Every year I push a design challenge on myself about myself. I love redoing my personal logo, especially because I'm just a student designer and my "personal" brand is still being built upon. My initials are D, L, and S, and I've always had a problem piecing them together based on the shapes and high x-height of the L in comparison to the bowls of the D and S. Recently, I've been very interested in geometric monograms and especially how the specific letters--triangles for D's and L's, and a swirl for the S--could overlap to become my personal logo and being slightly legible while really deriving from the letters as opposed to clearly showing them.
These are the product of a late-night brainstorming process. Any thoughts?

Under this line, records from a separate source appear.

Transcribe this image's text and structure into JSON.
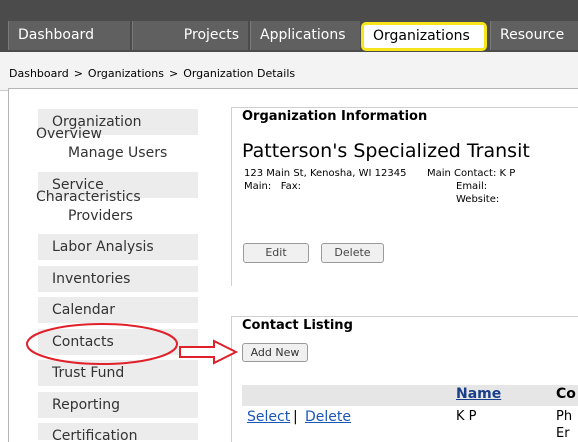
{
  "tabs": [
    "Dashboard",
    "Projects",
    "Applications",
    "Organizations",
    "Resource"
  ],
  "breadcrumb": {
    "items": [
      "Dashboard",
      "Organizations",
      "Organization Details"
    ],
    "separator": ">"
  },
  "sidebar": {
    "items": [
      {
        "label": "Organization",
        "second": "Overview"
      },
      {
        "label": "Manage Users"
      },
      {
        "label": "Service",
        "second": "Characteristics"
      },
      {
        "label": "Providers"
      },
      {
        "label": "Labor Analysis"
      },
      {
        "label": "Inventories"
      },
      {
        "label": "Calendar"
      },
      {
        "label": "Contacts"
      },
      {
        "label": "Trust Fund"
      },
      {
        "label": "Reporting"
      },
      {
        "label": "Certification"
      }
    ]
  },
  "org_info": {
    "legend": "Organization Information",
    "name": "Patterson's Specialized Transit",
    "address": "123 Main St, Kenosha, WI 12345",
    "main": "Main:",
    "fax": "Fax:",
    "main_contact": "Main Contact: K P",
    "email": "Email:",
    "website": "Website:",
    "edit_label": "Edit",
    "delete_label": "Delete"
  },
  "contacts": {
    "legend": "Contact Listing",
    "add_new_label": "Add New",
    "columns": [
      "Name",
      "Co"
    ],
    "rows": [
      {
        "select": "Select",
        "sep": "|",
        "delete": "Delete",
        "name": "K P",
        "extra": "Ph",
        "extra2": "Er"
      }
    ]
  },
  "colors": {
    "topbar": "#4b4b4b",
    "tab": "#606060",
    "highlight": "#f5e51a",
    "annotation": "#e0202a",
    "link": "#1a56b8"
  }
}
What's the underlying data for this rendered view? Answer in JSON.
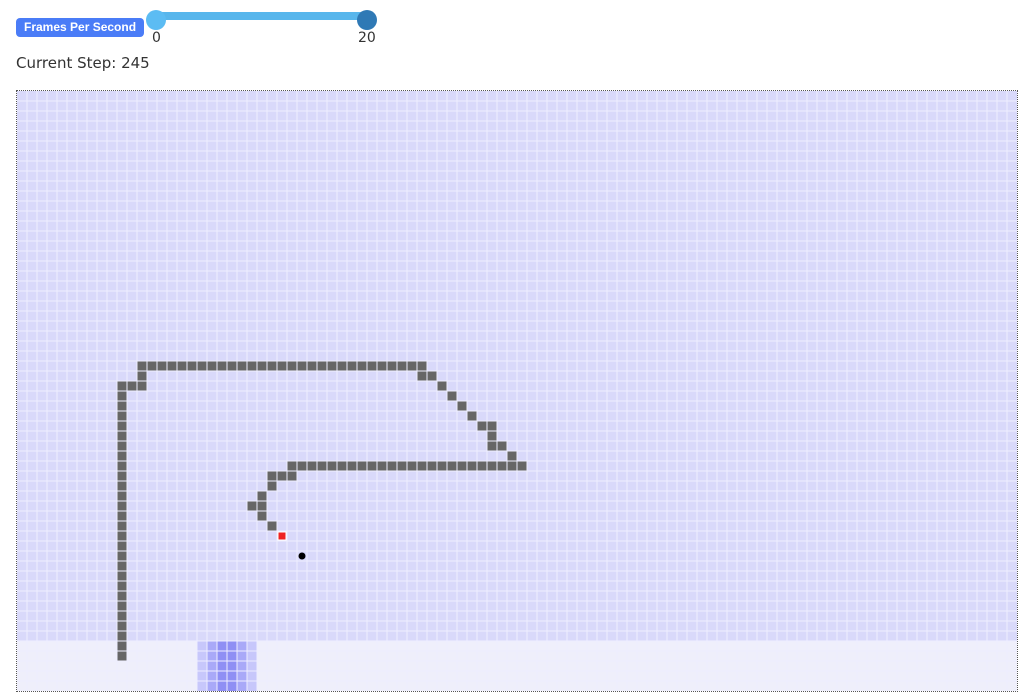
{
  "controls": {
    "fps_label": "Frames Per Second",
    "fps_min_label": "0",
    "fps_max_label": "20",
    "fps_min": 0,
    "fps_max": 20,
    "fps_value": 20
  },
  "status": {
    "step_prefix": "Current Step:",
    "step_value": "245"
  },
  "grid": {
    "cols": 100,
    "rows": 60,
    "colors": {
      "upper_bg": "#d9d9fa",
      "lower_bg": "#efeffb",
      "grid_line": "#eeeeff",
      "wall": "#666666",
      "current": "#ee2222",
      "goal": "#000000",
      "blue_light": "#c7c7fb",
      "blue_mid": "#a9a9f8",
      "blue_dark": "#8f8ff4"
    },
    "lower_region_start_row": 55,
    "goal_cell": [
      28,
      46
    ],
    "current_cell": [
      26,
      44
    ],
    "wall_cells": [
      [
        12,
        27
      ],
      [
        13,
        27
      ],
      [
        14,
        27
      ],
      [
        15,
        27
      ],
      [
        16,
        27
      ],
      [
        17,
        27
      ],
      [
        18,
        27
      ],
      [
        19,
        27
      ],
      [
        20,
        27
      ],
      [
        21,
        27
      ],
      [
        22,
        27
      ],
      [
        23,
        27
      ],
      [
        24,
        27
      ],
      [
        25,
        27
      ],
      [
        26,
        27
      ],
      [
        27,
        27
      ],
      [
        28,
        27
      ],
      [
        29,
        27
      ],
      [
        30,
        27
      ],
      [
        31,
        27
      ],
      [
        32,
        27
      ],
      [
        33,
        27
      ],
      [
        34,
        27
      ],
      [
        35,
        27
      ],
      [
        36,
        27
      ],
      [
        37,
        27
      ],
      [
        38,
        27
      ],
      [
        39,
        27
      ],
      [
        40,
        27
      ],
      [
        12,
        28
      ],
      [
        40,
        28
      ],
      [
        41,
        28
      ],
      [
        10,
        29
      ],
      [
        11,
        29
      ],
      [
        12,
        29
      ],
      [
        42,
        29
      ],
      [
        10,
        30
      ],
      [
        43,
        30
      ],
      [
        10,
        31
      ],
      [
        44,
        31
      ],
      [
        10,
        32
      ],
      [
        45,
        32
      ],
      [
        10,
        33
      ],
      [
        46,
        33
      ],
      [
        47,
        33
      ],
      [
        10,
        34
      ],
      [
        47,
        34
      ],
      [
        10,
        35
      ],
      [
        47,
        35
      ],
      [
        48,
        35
      ],
      [
        10,
        36
      ],
      [
        49,
        36
      ],
      [
        10,
        37
      ],
      [
        27,
        37
      ],
      [
        28,
        37
      ],
      [
        29,
        37
      ],
      [
        30,
        37
      ],
      [
        31,
        37
      ],
      [
        32,
        37
      ],
      [
        33,
        37
      ],
      [
        34,
        37
      ],
      [
        35,
        37
      ],
      [
        36,
        37
      ],
      [
        37,
        37
      ],
      [
        38,
        37
      ],
      [
        39,
        37
      ],
      [
        40,
        37
      ],
      [
        41,
        37
      ],
      [
        42,
        37
      ],
      [
        43,
        37
      ],
      [
        44,
        37
      ],
      [
        45,
        37
      ],
      [
        46,
        37
      ],
      [
        47,
        37
      ],
      [
        48,
        37
      ],
      [
        49,
        37
      ],
      [
        50,
        37
      ],
      [
        10,
        38
      ],
      [
        25,
        38
      ],
      [
        26,
        38
      ],
      [
        27,
        38
      ],
      [
        10,
        39
      ],
      [
        25,
        39
      ],
      [
        10,
        40
      ],
      [
        24,
        40
      ],
      [
        10,
        41
      ],
      [
        23,
        41
      ],
      [
        24,
        41
      ],
      [
        10,
        42
      ],
      [
        24,
        42
      ],
      [
        10,
        43
      ],
      [
        25,
        43
      ],
      [
        10,
        44
      ],
      [
        10,
        45
      ],
      [
        10,
        46
      ],
      [
        10,
        47
      ],
      [
        10,
        48
      ],
      [
        10,
        49
      ],
      [
        10,
        50
      ],
      [
        10,
        51
      ],
      [
        10,
        52
      ],
      [
        10,
        53
      ],
      [
        10,
        54
      ],
      [
        10,
        55
      ],
      [
        10,
        56
      ]
    ],
    "blue_patch": [
      [
        18,
        55,
        "l"
      ],
      [
        19,
        55,
        "m"
      ],
      [
        20,
        55,
        "d"
      ],
      [
        21,
        55,
        "d"
      ],
      [
        22,
        55,
        "m"
      ],
      [
        23,
        55,
        "l"
      ],
      [
        18,
        56,
        "l"
      ],
      [
        19,
        56,
        "m"
      ],
      [
        20,
        56,
        "d"
      ],
      [
        21,
        56,
        "d"
      ],
      [
        22,
        56,
        "m"
      ],
      [
        23,
        56,
        "l"
      ],
      [
        18,
        57,
        "l"
      ],
      [
        19,
        57,
        "m"
      ],
      [
        20,
        57,
        "d"
      ],
      [
        21,
        57,
        "d"
      ],
      [
        22,
        57,
        "m"
      ],
      [
        23,
        57,
        "l"
      ],
      [
        18,
        58,
        "l"
      ],
      [
        19,
        58,
        "m"
      ],
      [
        20,
        58,
        "d"
      ],
      [
        21,
        58,
        "d"
      ],
      [
        22,
        58,
        "m"
      ],
      [
        23,
        58,
        "l"
      ],
      [
        18,
        59,
        "l"
      ],
      [
        19,
        59,
        "m"
      ],
      [
        20,
        59,
        "d"
      ],
      [
        21,
        59,
        "d"
      ],
      [
        22,
        59,
        "m"
      ],
      [
        23,
        59,
        "l"
      ]
    ]
  }
}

Hello everyone! I recently started this new design blog (3 months ago) and I'm glad to share it with you guys :) The blog is about logo designs, both creative and design-rich logotypes. All of the designs is featured from dribbble. I mainly started it because of my love to logo designs, that's actually also how I came up with the name "Logo Crush". It now has a capacity of over 250+ design-rich logotypes (and counting), to inspire, learn from or simply to enjoy!
I searched the site, but found no results for "TextAxis" or "Iñigo Jerez", but his type design is fantastic.
Has anyone ever been able to purchase any of these fonts in the past? It seems like they are not for sale and haven't been for quite some time.
Can you suggest a good type that will fuse with this shape? It is a work in progress visual identity.